## RECORD SET
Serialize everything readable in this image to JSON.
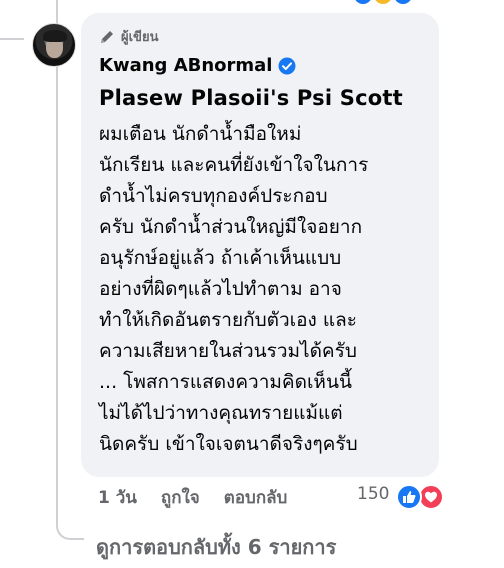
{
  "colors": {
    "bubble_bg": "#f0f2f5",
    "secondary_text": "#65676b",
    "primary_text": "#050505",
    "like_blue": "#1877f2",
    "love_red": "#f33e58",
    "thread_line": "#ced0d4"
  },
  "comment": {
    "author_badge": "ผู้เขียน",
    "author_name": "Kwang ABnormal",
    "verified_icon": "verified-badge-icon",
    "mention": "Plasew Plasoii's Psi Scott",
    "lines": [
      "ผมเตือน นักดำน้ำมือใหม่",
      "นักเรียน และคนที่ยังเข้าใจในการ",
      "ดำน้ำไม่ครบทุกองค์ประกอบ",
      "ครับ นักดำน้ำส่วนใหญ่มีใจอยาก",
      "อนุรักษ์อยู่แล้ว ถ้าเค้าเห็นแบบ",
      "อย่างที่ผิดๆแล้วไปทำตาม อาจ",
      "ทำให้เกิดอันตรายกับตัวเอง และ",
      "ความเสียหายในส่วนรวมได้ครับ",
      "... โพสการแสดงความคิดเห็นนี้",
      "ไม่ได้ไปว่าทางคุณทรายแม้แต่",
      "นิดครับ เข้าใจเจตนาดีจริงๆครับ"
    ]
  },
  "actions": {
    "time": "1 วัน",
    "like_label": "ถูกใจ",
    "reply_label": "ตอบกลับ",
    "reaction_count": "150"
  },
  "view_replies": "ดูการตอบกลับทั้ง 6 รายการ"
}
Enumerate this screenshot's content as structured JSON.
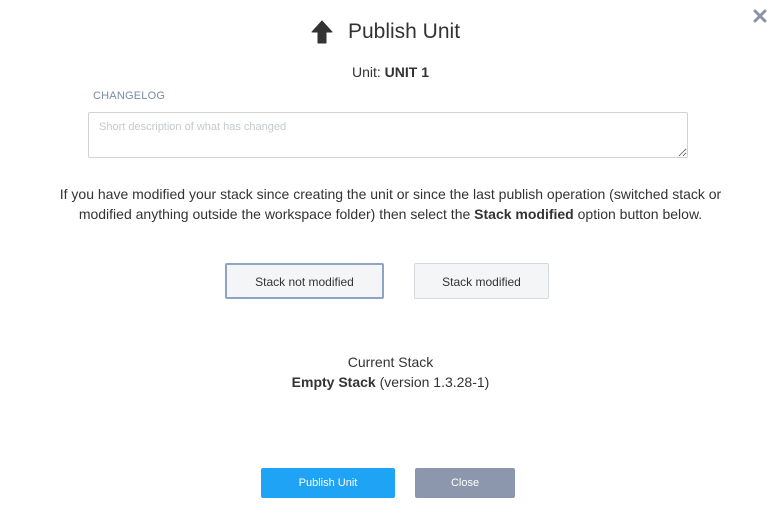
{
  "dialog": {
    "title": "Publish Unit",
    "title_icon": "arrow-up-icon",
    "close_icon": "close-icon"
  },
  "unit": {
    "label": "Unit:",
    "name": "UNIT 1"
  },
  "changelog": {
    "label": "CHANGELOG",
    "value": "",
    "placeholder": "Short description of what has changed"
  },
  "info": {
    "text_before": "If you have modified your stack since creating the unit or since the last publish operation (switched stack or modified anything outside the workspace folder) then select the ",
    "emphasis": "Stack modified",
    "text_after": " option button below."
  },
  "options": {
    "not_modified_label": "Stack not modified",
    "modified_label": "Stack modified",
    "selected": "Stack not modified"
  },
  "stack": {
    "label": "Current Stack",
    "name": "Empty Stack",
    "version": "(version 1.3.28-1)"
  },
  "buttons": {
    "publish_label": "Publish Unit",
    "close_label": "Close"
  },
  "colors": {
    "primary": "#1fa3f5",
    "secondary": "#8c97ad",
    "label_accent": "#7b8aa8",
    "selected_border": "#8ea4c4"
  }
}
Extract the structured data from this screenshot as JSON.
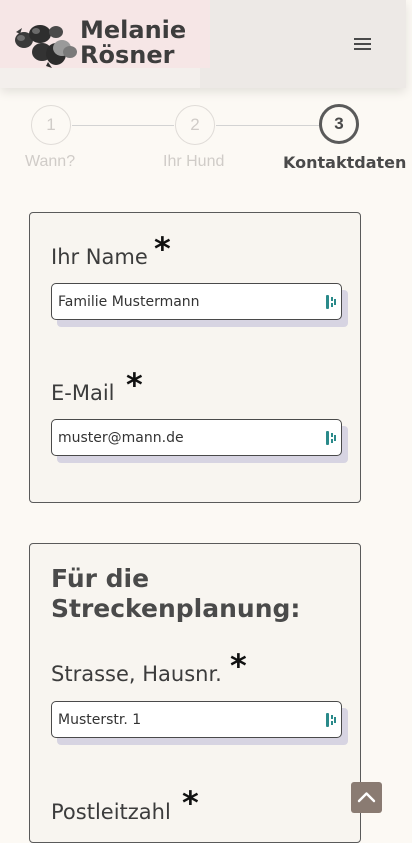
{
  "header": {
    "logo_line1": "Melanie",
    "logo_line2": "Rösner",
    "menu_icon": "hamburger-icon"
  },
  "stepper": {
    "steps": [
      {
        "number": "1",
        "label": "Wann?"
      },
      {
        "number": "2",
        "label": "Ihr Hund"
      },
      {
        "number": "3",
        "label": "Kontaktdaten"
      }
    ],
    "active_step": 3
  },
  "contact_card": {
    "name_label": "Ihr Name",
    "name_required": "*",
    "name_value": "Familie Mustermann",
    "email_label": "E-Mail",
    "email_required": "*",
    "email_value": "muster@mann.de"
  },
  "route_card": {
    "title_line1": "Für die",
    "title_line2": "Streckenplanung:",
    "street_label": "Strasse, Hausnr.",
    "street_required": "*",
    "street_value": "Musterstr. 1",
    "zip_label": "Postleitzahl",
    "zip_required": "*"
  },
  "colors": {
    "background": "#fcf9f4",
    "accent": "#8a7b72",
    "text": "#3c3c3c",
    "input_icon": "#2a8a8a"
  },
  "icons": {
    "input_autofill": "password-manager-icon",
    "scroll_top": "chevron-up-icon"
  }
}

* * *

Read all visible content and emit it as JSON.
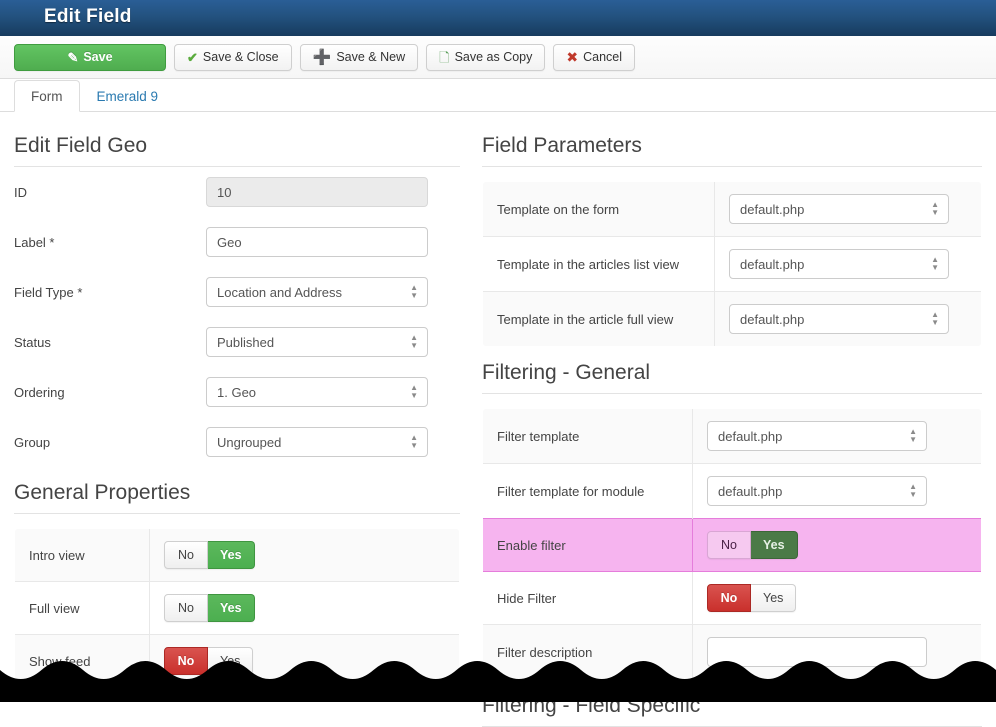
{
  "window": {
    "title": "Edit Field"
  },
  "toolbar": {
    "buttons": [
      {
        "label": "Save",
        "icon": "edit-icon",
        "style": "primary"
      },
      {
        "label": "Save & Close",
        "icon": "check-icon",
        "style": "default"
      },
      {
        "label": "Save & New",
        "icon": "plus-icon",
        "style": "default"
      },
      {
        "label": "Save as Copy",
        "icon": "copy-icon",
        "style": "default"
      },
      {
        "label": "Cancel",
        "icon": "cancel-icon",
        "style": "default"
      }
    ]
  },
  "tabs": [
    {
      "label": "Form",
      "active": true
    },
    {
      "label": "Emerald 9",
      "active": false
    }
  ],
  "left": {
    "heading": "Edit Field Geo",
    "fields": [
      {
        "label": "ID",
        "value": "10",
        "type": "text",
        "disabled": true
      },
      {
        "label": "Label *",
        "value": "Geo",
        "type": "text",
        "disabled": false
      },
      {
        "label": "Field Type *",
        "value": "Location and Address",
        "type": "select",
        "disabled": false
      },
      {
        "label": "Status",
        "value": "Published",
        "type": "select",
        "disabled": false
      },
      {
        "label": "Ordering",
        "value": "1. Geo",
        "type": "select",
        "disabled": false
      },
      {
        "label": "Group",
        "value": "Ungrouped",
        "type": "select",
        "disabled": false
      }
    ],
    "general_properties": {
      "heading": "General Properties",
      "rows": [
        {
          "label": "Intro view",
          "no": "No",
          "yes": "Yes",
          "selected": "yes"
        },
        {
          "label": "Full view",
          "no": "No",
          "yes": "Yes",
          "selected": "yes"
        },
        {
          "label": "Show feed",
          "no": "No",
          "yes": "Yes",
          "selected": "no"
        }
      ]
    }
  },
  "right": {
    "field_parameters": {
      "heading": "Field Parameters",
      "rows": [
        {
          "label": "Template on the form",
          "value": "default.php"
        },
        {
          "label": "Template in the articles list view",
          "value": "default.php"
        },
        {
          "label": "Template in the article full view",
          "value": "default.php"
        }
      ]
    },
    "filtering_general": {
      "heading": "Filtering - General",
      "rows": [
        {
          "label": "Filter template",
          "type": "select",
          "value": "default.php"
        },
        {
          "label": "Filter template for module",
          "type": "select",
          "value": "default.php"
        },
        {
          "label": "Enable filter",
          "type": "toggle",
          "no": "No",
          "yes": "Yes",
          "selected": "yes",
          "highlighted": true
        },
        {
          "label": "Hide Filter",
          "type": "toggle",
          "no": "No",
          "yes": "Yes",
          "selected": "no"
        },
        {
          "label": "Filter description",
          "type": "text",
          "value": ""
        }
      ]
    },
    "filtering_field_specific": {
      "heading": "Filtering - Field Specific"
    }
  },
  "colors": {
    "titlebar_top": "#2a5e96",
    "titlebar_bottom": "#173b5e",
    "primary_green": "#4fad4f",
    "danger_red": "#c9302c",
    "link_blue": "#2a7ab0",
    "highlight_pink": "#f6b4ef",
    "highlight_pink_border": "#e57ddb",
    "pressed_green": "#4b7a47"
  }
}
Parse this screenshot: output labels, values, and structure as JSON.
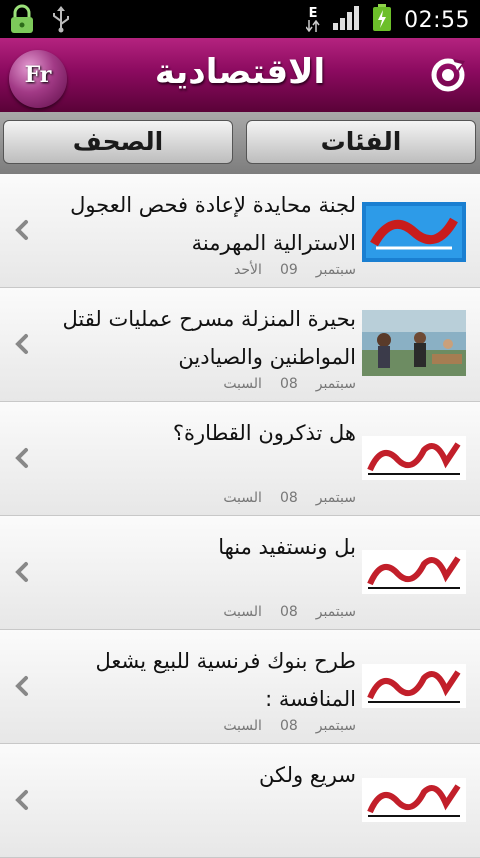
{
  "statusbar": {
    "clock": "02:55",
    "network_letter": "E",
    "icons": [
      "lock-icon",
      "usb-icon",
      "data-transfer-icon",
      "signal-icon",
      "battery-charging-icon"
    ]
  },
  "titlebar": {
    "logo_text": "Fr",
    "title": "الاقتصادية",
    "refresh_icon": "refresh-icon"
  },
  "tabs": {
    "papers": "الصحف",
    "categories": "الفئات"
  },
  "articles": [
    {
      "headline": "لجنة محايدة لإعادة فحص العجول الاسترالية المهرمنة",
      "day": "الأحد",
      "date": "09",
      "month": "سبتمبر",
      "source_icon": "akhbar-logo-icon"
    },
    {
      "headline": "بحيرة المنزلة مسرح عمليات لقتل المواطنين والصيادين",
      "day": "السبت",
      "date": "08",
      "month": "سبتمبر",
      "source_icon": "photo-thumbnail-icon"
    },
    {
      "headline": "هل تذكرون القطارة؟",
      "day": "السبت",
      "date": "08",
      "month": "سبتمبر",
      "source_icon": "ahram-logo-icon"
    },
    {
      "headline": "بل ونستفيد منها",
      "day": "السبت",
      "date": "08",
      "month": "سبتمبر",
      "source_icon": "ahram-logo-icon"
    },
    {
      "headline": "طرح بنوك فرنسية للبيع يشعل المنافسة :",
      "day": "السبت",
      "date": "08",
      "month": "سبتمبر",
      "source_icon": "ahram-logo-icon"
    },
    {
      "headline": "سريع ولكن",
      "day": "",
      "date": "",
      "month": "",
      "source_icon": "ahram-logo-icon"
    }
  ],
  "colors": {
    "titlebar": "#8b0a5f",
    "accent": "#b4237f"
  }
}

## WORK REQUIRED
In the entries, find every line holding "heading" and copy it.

## RESULT OF THIS TASK
    "heading": "Edit Field Geo",
      "heading": "General Properties",
      "heading": "Field Parameters",
      "heading": "Filtering - General",
      "heading": "Filtering - Field Specific"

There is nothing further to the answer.